A donor has just requested a link to an important American report which draws on survey findings from 2011. It was published earlier this month, and a PDF is here.
The 2010 report had been the first to report something that hadn’t been revealed by previous surveys. In the previous 12 month period, the proportion of men who reported having been ‘made to penetrate’ was very similar to the proportion of women who reported having been raped (in both cases, failed attempts count towards the figure).
The 2011 report found that a higher proportion of men (1.7%) reported having been made to penetrate (1.7%), than women reported having been raped (1.6%). The relevant Table is on p5 of the report, and the following is drawn from p5/6:
Characteristics of Sexual Violence Perpetrators
For female rape victims, an estimated 99.0% had only male perpetrators. In addition, an estimated 94.7% of female victims of sexual violence other than rape had only male perpetrators.
For male victims, the sex of the perpetrator varied by the type of sexual violence experienced. The majority of male rape victims (an estimated 79.3%) had only male perpetrators. For three of the other forms of sexual violence, a majority of male victims had only female perpetrators: being made to penetrate (an estimated 82.6%), sexual coercion (an estimated 80.0%), and unwanted sexual contact (an estimated 54.7%). For noncontact unwanted sexual experiences, nearly half of male victims (an estimated 46.0%) had only male perpetrators and an estimated 43.6% had only female perpetrators.
Of the estimated 1,921,000 American men who were ‘forced to penetrate’, 1,586,000 were victims of only female perpetrators.

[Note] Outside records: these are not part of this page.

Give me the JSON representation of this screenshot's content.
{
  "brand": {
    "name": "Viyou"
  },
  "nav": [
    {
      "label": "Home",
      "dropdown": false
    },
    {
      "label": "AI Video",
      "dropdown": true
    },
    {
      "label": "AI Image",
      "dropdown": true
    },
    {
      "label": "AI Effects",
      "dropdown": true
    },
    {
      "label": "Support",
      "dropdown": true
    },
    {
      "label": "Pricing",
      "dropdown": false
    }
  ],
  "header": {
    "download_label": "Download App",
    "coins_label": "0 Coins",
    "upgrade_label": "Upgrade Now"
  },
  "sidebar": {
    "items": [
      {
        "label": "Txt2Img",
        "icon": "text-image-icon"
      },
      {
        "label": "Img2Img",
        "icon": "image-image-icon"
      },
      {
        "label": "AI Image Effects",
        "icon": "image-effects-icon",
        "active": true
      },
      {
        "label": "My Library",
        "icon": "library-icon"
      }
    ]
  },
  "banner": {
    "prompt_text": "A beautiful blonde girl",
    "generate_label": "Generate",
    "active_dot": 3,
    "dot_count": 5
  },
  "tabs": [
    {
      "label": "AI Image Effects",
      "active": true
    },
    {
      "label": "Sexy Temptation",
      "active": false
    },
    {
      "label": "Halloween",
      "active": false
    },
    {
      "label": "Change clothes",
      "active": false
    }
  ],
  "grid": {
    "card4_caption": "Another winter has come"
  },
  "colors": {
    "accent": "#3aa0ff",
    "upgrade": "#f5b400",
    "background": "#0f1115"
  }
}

The latter figure is equivalent to 83% of the 1,909,000 women who reported being the victims of only male perpetrators.